> [Data to use]:
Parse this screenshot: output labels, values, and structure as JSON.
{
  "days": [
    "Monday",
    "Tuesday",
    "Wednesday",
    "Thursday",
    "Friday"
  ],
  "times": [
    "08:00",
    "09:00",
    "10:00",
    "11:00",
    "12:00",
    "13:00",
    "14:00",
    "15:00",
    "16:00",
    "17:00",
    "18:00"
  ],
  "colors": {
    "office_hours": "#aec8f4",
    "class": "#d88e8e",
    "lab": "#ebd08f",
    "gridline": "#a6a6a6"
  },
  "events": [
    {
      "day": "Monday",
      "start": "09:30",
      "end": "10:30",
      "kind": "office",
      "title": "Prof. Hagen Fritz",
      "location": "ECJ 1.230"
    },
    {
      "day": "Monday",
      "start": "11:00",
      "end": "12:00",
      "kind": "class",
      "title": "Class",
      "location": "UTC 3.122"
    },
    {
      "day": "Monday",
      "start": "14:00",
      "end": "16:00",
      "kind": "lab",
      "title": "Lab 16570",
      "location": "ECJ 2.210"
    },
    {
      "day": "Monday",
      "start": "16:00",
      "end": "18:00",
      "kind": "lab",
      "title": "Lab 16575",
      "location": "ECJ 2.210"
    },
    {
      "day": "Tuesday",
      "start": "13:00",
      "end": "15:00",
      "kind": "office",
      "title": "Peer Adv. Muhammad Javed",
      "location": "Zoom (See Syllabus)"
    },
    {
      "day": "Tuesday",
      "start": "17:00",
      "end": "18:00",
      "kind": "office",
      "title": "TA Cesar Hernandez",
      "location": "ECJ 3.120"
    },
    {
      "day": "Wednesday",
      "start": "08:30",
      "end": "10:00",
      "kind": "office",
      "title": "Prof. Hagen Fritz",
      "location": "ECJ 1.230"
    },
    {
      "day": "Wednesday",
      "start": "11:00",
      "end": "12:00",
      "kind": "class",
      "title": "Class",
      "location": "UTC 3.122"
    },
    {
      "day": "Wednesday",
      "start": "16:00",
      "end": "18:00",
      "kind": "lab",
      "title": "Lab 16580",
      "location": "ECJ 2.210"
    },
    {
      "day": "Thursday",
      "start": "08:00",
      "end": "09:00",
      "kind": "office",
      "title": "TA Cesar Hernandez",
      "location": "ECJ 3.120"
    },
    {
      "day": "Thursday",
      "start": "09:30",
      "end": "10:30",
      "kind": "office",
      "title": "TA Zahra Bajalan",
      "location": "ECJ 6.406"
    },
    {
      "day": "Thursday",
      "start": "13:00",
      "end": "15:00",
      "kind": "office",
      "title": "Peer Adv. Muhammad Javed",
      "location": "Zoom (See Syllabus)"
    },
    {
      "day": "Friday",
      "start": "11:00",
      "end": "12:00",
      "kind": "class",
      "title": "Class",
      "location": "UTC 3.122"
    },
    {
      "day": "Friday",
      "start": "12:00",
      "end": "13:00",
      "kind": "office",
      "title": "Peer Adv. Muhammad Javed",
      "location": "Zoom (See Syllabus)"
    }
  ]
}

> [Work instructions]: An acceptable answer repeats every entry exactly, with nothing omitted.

> [Task solution]:
Parse this screenshot: output labels, values, and structure as JSON.
{
  "days": [
    "Monday",
    "Tuesday",
    "Wednesday",
    "Thursday",
    "Friday"
  ],
  "times": [
    "08:00",
    "09:00",
    "10:00",
    "11:00",
    "12:00",
    "13:00",
    "14:00",
    "15:00",
    "16:00",
    "17:00",
    "18:00"
  ],
  "colors": {
    "office_hours": "#aec8f4",
    "class": "#d88e8e",
    "lab": "#ebd08f",
    "gridline": "#a6a6a6"
  },
  "events": [
    {
      "day": "Monday",
      "start": "09:30",
      "end": "10:30",
      "kind": "office",
      "title": "Prof. Hagen Fritz",
      "location": "ECJ 1.230"
    },
    {
      "day": "Monday",
      "start": "11:00",
      "end": "12:00",
      "kind": "class",
      "title": "Class",
      "location": "UTC 3.122"
    },
    {
      "day": "Monday",
      "start": "14:00",
      "end": "16:00",
      "kind": "lab",
      "title": "Lab 16570",
      "location": "ECJ 2.210"
    },
    {
      "day": "Monday",
      "start": "16:00",
      "end": "18:00",
      "kind": "lab",
      "title": "Lab 16575",
      "location": "ECJ 2.210"
    },
    {
      "day": "Tuesday",
      "start": "13:00",
      "end": "15:00",
      "kind": "office",
      "title": "Peer Adv. Muhammad Javed",
      "location": "Zoom (See Syllabus)"
    },
    {
      "day": "Tuesday",
      "start": "17:00",
      "end": "18:00",
      "kind": "office",
      "title": "TA Cesar Hernandez",
      "location": "ECJ 3.120"
    },
    {
      "day": "Wednesday",
      "start": "08:30",
      "end": "10:00",
      "kind": "office",
      "title": "Prof. Hagen Fritz",
      "location": "ECJ 1.230"
    },
    {
      "day": "Wednesday",
      "start": "11:00",
      "end": "12:00",
      "kind": "class",
      "title": "Class",
      "location": "UTC 3.122"
    },
    {
      "day": "Wednesday",
      "start": "16:00",
      "end": "18:00",
      "kind": "lab",
      "title": "Lab 16580",
      "location": "ECJ 2.210"
    },
    {
      "day": "Thursday",
      "start": "08:00",
      "end": "09:00",
      "kind": "office",
      "title": "TA Cesar Hernandez",
      "location": "ECJ 3.120"
    },
    {
      "day": "Thursday",
      "start": "09:30",
      "end": "10:30",
      "kind": "office",
      "title": "TA Zahra Bajalan",
      "location": "ECJ 6.406"
    },
    {
      "day": "Thursday",
      "start": "13:00",
      "end": "15:00",
      "kind": "office",
      "title": "Peer Adv. Muhammad Javed",
      "location": "Zoom (See Syllabus)"
    },
    {
      "day": "Friday",
      "start": "11:00",
      "end": "12:00",
      "kind": "class",
      "title": "Class",
      "location": "UTC 3.122"
    },
    {
      "day": "Friday",
      "start": "12:00",
      "end": "13:00",
      "kind": "office",
      "title": "Peer Adv. Muhammad Javed",
      "location": "Zoom (See Syllabus)"
    }
  ]
}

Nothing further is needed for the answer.